** RECORD EXCERPTS follows **
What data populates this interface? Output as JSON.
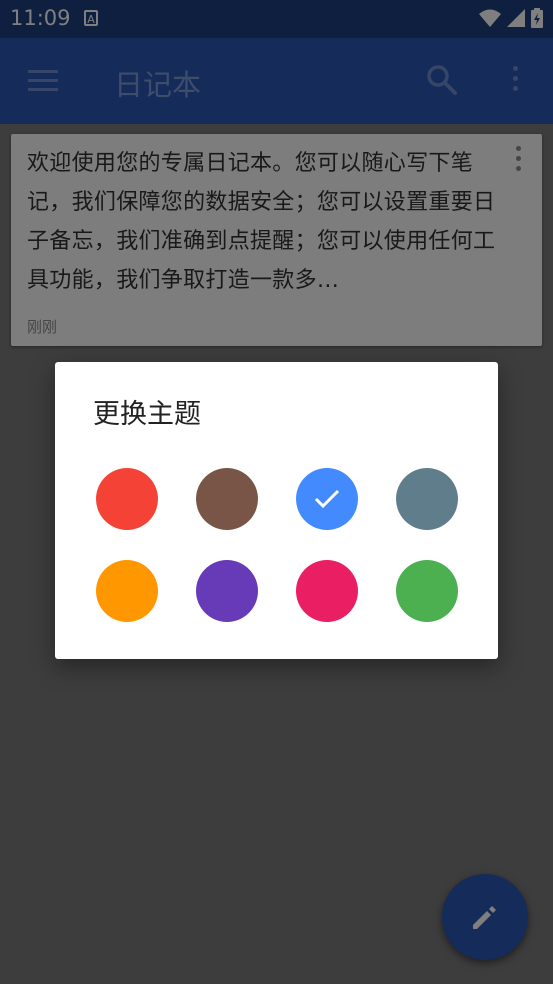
{
  "status_bar": {
    "time": "11:09",
    "notification_icon": "keyboard-a-icon",
    "icons": [
      "wifi-icon",
      "signal-icon",
      "battery-charging-icon"
    ]
  },
  "app_bar": {
    "title": "日记本",
    "left_icon": "menu-icon",
    "right_icons": [
      "search-icon",
      "more-vert-icon"
    ]
  },
  "note": {
    "text": "欢迎使用您的专属日记本。您可以随心写下笔记，我们保障您的数据安全；您可以设置重要日子备忘，我们准确到点提醒；您可以使用任何工具功能，我们争取打造一款多…",
    "time": "刚刚"
  },
  "dialog": {
    "title": "更换主题",
    "colors": [
      "#f44336",
      "#795548",
      "#448aff",
      "#607d8b",
      "#ff9800",
      "#673ab7",
      "#e91e63",
      "#4caf50"
    ],
    "selected_index": 2
  },
  "fab": {
    "icon": "edit-icon"
  }
}
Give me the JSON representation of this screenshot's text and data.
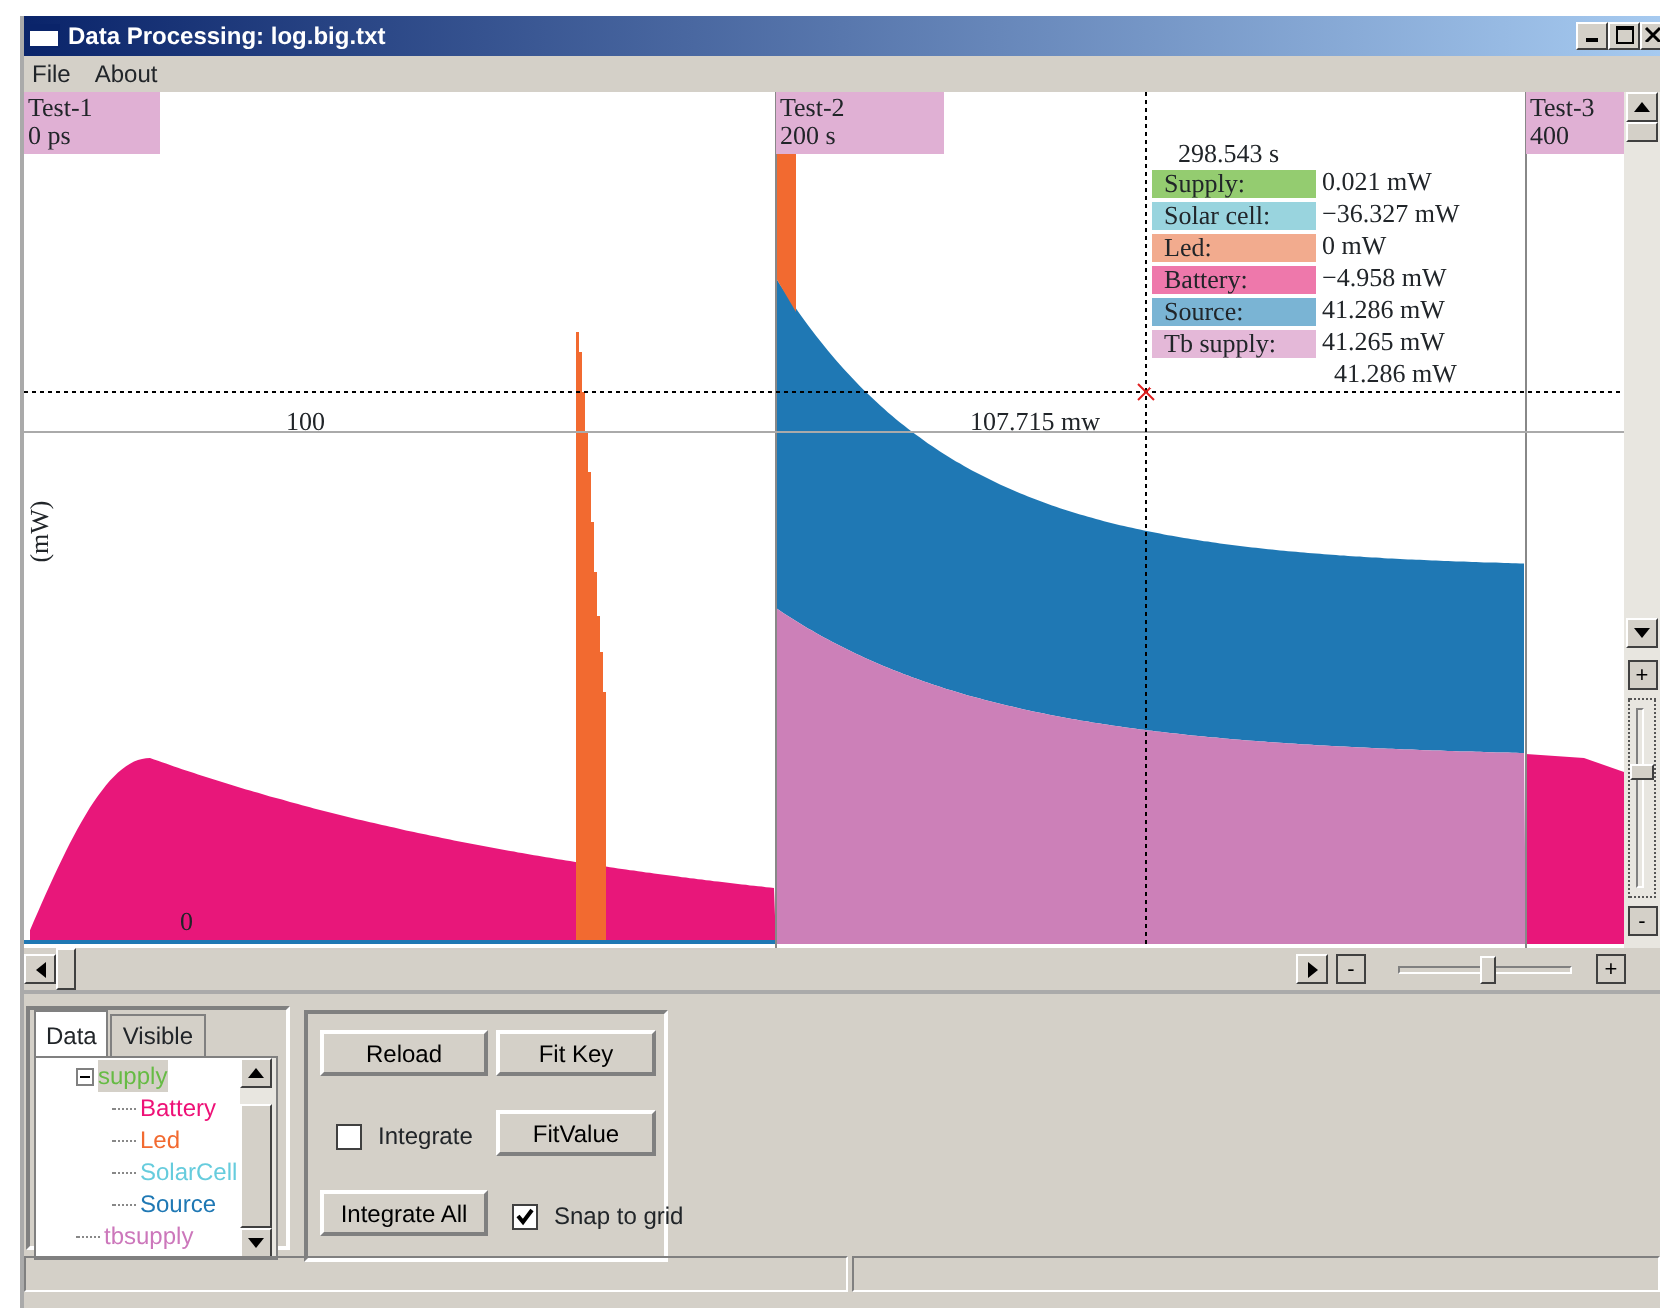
{
  "window": {
    "title": "Data Processing: log.big.txt"
  },
  "menu": [
    "File",
    "About"
  ],
  "markers": [
    {
      "label": "Test-1",
      "time": "0 ps"
    },
    {
      "label": "Test-2",
      "time": "200 s"
    },
    {
      "label": "Test-3",
      "time": "400"
    }
  ],
  "plot": {
    "y_label": "(mW)",
    "reference_labels": [
      "100",
      "107.715 mw"
    ],
    "zero_label": "0"
  },
  "cursor_readout": {
    "time": "298.543 s",
    "rows": [
      {
        "label": "Supply:",
        "value": "0.021 mW",
        "color": "#94cc70"
      },
      {
        "label": "Solar cell:",
        "value": "−36.327 mW",
        "color": "#99d4de"
      },
      {
        "label": "Led:",
        "value": "0 mW",
        "color": "#f2ab8e"
      },
      {
        "label": "Battery:",
        "value": "−4.958 mW",
        "color": "#ee78ab"
      },
      {
        "label": "Source:",
        "value": "41.286 mW",
        "color": "#7ab4d4"
      },
      {
        "label": "Tb supply:",
        "value": "41.265 mW",
        "color": "#e4b8d8"
      }
    ],
    "total": "41.286 mW"
  },
  "zoom": {
    "minus": "-",
    "plus": "+",
    "level": 0.53
  },
  "vertical_zoom": {
    "plus": "+",
    "minus": "-"
  },
  "tabs": [
    {
      "label": "Data",
      "selected": true
    },
    {
      "label": "Visible",
      "selected": false
    }
  ],
  "tree": [
    {
      "label": "supply",
      "color": "#66bb44",
      "selected": true,
      "expanded": true,
      "children": [
        {
          "label": "Battery",
          "color": "#ee1177"
        },
        {
          "label": "Led",
          "color": "#f26a30"
        },
        {
          "label": "SolarCell",
          "color": "#66ccdd"
        },
        {
          "label": "Source",
          "color": "#1f78b4"
        }
      ]
    },
    {
      "label": "tbsupply",
      "color": "#cc77bb",
      "selected": false
    }
  ],
  "buttons": [
    {
      "kind": "button",
      "label": "Reload"
    },
    {
      "kind": "button",
      "label": "Fit Key"
    },
    {
      "kind": "checkbox",
      "label": "Integrate",
      "checked": false
    },
    {
      "kind": "button",
      "label": "FitValue"
    },
    {
      "kind": "button",
      "label": "Integrate All"
    },
    {
      "kind": "checkbox",
      "label": "Snap to grid",
      "checked": true
    }
  ]
}
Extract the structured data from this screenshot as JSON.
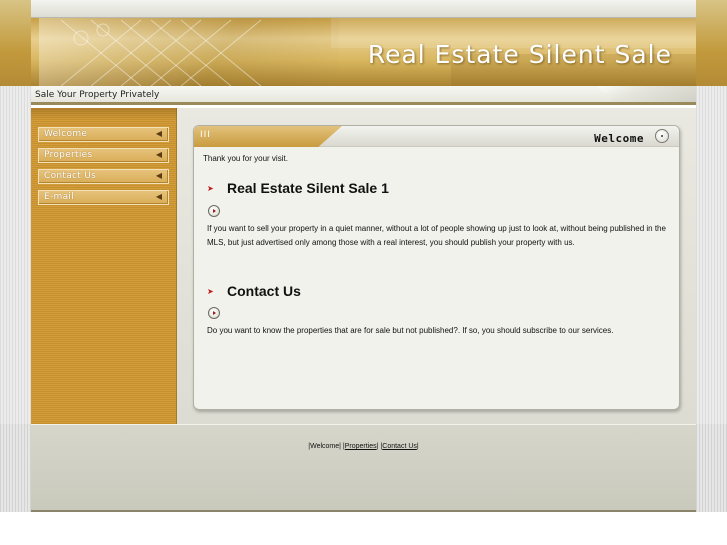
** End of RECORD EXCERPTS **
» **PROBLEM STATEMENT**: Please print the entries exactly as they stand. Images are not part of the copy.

» **OUTPUT FOR THIS EXERCISE**:
What data populates this interface? Output as JSON.
{
  "status_bar": {
    "time": "11:09",
    "notification_icon": "keyboard-a-icon",
    "icons": [
      "wifi-icon",
      "signal-icon",
      "battery-charging-icon"
    ]
  },
  "app_bar": {
    "title": "日记本",
    "left_icon": "menu-icon",
    "right_icons": [
      "search-icon",
      "more-vert-icon"
    ]
  },
  "note": {
    "text": "欢迎使用您的专属日记本。您可以随心写下笔记，我们保障您的数据安全；您可以设置重要日子备忘，我们准确到点提醒；您可以使用任何工具功能，我们争取打造一款多…",
    "time": "刚刚"
  },
  "dialog": {
    "title": "更换主题",
    "colors": [
      "#f44336",
      "#795548",
      "#448aff",
      "#607d8b",
      "#ff9800",
      "#673ab7",
      "#e91e63",
      "#4caf50"
    ],
    "selected_index": 2
  },
  "fab": {
    "icon": "edit-icon"
  }
}
Give me the JSON representation of this screenshot's text and data.
{
  "window": {
    "title": "Data Processing: log.big.txt"
  },
  "menu": [
    "File",
    "About"
  ],
  "markers": [
    {
      "label": "Test-1",
      "time": "0 ps"
    },
    {
      "label": "Test-2",
      "time": "200 s"
    },
    {
      "label": "Test-3",
      "time": "400"
    }
  ],
  "plot": {
    "y_label": "(mW)",
    "reference_labels": [
      "100",
      "107.715 mw"
    ],
    "zero_label": "0"
  },
  "cursor_readout": {
    "time": "298.543 s",
    "rows": [
      {
        "label": "Supply:",
        "value": "0.021 mW",
        "color": "#94cc70"
      },
      {
        "label": "Solar cell:",
        "value": "−36.327 mW",
        "color": "#99d4de"
      },
      {
        "label": "Led:",
        "value": "0 mW",
        "color": "#f2ab8e"
      },
      {
        "label": "Battery:",
        "value": "−4.958 mW",
        "color": "#ee78ab"
      },
      {
        "label": "Source:",
        "value": "41.286 mW",
        "color": "#7ab4d4"
      },
      {
        "label": "Tb supply:",
        "value": "41.265 mW",
        "color": "#e4b8d8"
      }
    ],
    "total": "41.286 mW"
  },
  "zoom": {
    "minus": "-",
    "plus": "+",
    "level": 0.53
  },
  "vertical_zoom": {
    "plus": "+",
    "minus": "-"
  },
  "tabs": [
    {
      "label": "Data",
      "selected": true
    },
    {
      "label": "Visible",
      "selected": false
    }
  ],
  "tree": [
    {
      "label": "supply",
      "color": "#66bb44",
      "selected": true,
      "expanded": true,
      "children": [
        {
          "label": "Battery",
          "color": "#ee1177"
        },
        {
          "label": "Led",
          "color": "#f26a30"
        },
        {
          "label": "SolarCell",
          "color": "#66ccdd"
        },
        {
          "label": "Source",
          "color": "#1f78b4"
        }
      ]
    },
    {
      "label": "tbsupply",
      "color": "#cc77bb",
      "selected": false
    }
  ],
  "buttons": [
    {
      "kind": "button",
      "label": "Reload"
    },
    {
      "kind": "button",
      "label": "Fit Key"
    },
    {
      "kind": "checkbox",
      "label": "Integrate",
      "checked": false
    },
    {
      "kind": "button",
      "label": "FitValue"
    },
    {
      "kind": "button",
      "label": "Integrate All"
    },
    {
      "kind": "checkbox",
      "label": "Snap to grid",
      "checked": true
    }
  ]
}
Extract the structured data from this screenshot as JSON.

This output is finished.